**Task to carry out**
Copy out all the records, word for word.

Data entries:
++++++
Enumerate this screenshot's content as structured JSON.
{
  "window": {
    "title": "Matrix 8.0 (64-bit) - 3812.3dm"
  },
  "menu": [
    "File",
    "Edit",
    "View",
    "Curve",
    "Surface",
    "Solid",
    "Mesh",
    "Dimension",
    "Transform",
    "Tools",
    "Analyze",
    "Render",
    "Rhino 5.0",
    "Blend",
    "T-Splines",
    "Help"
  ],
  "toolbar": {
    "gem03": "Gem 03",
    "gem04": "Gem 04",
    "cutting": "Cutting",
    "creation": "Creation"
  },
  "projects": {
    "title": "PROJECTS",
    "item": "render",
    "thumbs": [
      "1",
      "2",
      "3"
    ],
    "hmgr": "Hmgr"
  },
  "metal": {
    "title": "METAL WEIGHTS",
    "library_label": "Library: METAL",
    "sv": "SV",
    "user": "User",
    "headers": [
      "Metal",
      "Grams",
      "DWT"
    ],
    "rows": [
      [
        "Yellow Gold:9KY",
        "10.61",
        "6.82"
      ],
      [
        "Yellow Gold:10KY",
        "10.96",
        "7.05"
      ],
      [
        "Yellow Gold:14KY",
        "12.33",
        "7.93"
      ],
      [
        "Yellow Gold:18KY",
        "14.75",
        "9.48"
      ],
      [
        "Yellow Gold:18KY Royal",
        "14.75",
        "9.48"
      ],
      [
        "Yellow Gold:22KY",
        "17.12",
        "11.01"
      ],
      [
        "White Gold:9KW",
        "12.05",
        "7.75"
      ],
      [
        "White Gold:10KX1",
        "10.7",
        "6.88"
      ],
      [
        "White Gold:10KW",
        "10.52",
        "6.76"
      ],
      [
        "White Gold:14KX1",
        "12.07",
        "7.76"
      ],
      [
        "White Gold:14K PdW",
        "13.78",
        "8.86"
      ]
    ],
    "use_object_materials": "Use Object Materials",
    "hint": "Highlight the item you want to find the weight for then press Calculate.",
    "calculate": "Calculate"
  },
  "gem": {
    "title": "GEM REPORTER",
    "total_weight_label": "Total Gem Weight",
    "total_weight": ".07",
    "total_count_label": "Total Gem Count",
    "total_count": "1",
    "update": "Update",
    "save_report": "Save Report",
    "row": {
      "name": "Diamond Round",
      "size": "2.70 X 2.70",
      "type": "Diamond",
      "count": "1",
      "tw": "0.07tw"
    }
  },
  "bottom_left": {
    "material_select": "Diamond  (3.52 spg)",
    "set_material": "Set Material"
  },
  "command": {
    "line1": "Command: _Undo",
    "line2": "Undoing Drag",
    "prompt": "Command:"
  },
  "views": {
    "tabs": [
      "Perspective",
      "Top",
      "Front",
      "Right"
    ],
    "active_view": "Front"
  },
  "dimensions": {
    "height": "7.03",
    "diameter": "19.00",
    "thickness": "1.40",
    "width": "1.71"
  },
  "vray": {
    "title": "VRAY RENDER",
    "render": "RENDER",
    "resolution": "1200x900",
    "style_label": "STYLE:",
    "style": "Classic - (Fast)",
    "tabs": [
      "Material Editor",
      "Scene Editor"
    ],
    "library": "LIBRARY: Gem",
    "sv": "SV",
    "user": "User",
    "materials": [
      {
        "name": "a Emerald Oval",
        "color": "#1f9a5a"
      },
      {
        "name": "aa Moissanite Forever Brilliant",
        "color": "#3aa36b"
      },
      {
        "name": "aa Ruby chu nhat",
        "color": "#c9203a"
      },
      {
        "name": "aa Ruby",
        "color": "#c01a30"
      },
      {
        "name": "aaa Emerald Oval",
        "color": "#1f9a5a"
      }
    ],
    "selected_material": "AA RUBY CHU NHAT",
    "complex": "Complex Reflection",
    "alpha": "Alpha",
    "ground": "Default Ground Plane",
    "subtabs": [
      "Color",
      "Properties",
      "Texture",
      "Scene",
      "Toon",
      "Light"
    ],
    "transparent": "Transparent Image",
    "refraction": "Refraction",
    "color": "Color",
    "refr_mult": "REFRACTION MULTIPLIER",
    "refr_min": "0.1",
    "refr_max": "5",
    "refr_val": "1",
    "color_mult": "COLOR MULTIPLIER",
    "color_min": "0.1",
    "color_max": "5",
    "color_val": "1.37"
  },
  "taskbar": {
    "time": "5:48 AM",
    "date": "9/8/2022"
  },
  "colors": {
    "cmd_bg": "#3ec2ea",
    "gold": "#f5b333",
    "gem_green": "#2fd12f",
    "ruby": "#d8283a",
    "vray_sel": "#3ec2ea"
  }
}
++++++
**Written response**
Enumerate this screenshot's content as structured JSON.
{
  "window": {
    "title": "Matrix 8.0 (64-bit) - 3812.3dm"
  },
  "menu": [
    "File",
    "Edit",
    "View",
    "Curve",
    "Surface",
    "Solid",
    "Mesh",
    "Dimension",
    "Transform",
    "Tools",
    "Analyze",
    "Render",
    "Rhino 5.0",
    "Blend",
    "T-Splines",
    "Help"
  ],
  "toolbar": {
    "gem03": "Gem 03",
    "gem04": "Gem 04",
    "cutting": "Cutting",
    "creation": "Creation"
  },
  "projects": {
    "title": "PROJECTS",
    "item": "render",
    "thumbs": [
      "1",
      "2",
      "3"
    ],
    "hmgr": "Hmgr"
  },
  "metal": {
    "title": "METAL WEIGHTS",
    "library_label": "Library: METAL",
    "sv": "SV",
    "user": "User",
    "headers": [
      "Metal",
      "Grams",
      "DWT"
    ],
    "rows": [
      [
        "Yellow Gold:9KY",
        "10.61",
        "6.82"
      ],
      [
        "Yellow Gold:10KY",
        "10.96",
        "7.05"
      ],
      [
        "Yellow Gold:14KY",
        "12.33",
        "7.93"
      ],
      [
        "Yellow Gold:18KY",
        "14.75",
        "9.48"
      ],
      [
        "Yellow Gold:18KY Royal",
        "14.75",
        "9.48"
      ],
      [
        "Yellow Gold:22KY",
        "17.12",
        "11.01"
      ],
      [
        "White Gold:9KW",
        "12.05",
        "7.75"
      ],
      [
        "White Gold:10KX1",
        "10.7",
        "6.88"
      ],
      [
        "White Gold:10KW",
        "10.52",
        "6.76"
      ],
      [
        "White Gold:14KX1",
        "12.07",
        "7.76"
      ],
      [
        "White Gold:14K PdW",
        "13.78",
        "8.86"
      ]
    ],
    "use_object_materials": "Use Object Materials",
    "hint": "Highlight the item you want to find the weight for then press Calculate.",
    "calculate": "Calculate"
  },
  "gem": {
    "title": "GEM REPORTER",
    "total_weight_label": "Total Gem Weight",
    "total_weight": ".07",
    "total_count_label": "Total Gem Count",
    "total_count": "1",
    "update": "Update",
    "save_report": "Save Report",
    "row": {
      "name": "Diamond Round",
      "size": "2.70 X 2.70",
      "type": "Diamond",
      "count": "1",
      "tw": "0.07tw"
    }
  },
  "bottom_left": {
    "material_select": "Diamond  (3.52 spg)",
    "set_material": "Set Material"
  },
  "command": {
    "line1": "Command: _Undo",
    "line2": "Undoing Drag",
    "prompt": "Command:"
  },
  "views": {
    "tabs": [
      "Perspective",
      "Top",
      "Front",
      "Right"
    ],
    "active_view": "Front"
  },
  "dimensions": {
    "height": "7.03",
    "diameter": "19.00",
    "thickness": "1.40",
    "width": "1.71"
  },
  "vray": {
    "title": "VRAY RENDER",
    "render": "RENDER",
    "resolution": "1200x900",
    "style_label": "STYLE:",
    "style": "Classic - (Fast)",
    "tabs": [
      "Material Editor",
      "Scene Editor"
    ],
    "library": "LIBRARY: Gem",
    "sv": "SV",
    "user": "User",
    "materials": [
      {
        "name": "a Emerald Oval",
        "color": "#1f9a5a"
      },
      {
        "name": "aa Moissanite Forever Brilliant",
        "color": "#3aa36b"
      },
      {
        "name": "aa Ruby chu nhat",
        "color": "#c9203a"
      },
      {
        "name": "aa Ruby",
        "color": "#c01a30"
      },
      {
        "name": "aaa Emerald Oval",
        "color": "#1f9a5a"
      }
    ],
    "selected_material": "AA RUBY CHU NHAT",
    "complex": "Complex Reflection",
    "alpha": "Alpha",
    "ground": "Default Ground Plane",
    "subtabs": [
      "Color",
      "Properties",
      "Texture",
      "Scene",
      "Toon",
      "Light"
    ],
    "transparent": "Transparent Image",
    "refraction": "Refraction",
    "color": "Color",
    "refr_mult": "REFRACTION MULTIPLIER",
    "refr_min": "0.1",
    "refr_max": "5",
    "refr_val": "1",
    "color_mult": "COLOR MULTIPLIER",
    "color_min": "0.1",
    "color_max": "5",
    "color_val": "1.37"
  },
  "taskbar": {
    "time": "5:48 AM",
    "date": "9/8/2022"
  },
  "colors": {
    "cmd_bg": "#3ec2ea",
    "gold": "#f5b333",
    "gem_green": "#2fd12f",
    "ruby": "#d8283a",
    "vray_sel": "#3ec2ea"
  }
}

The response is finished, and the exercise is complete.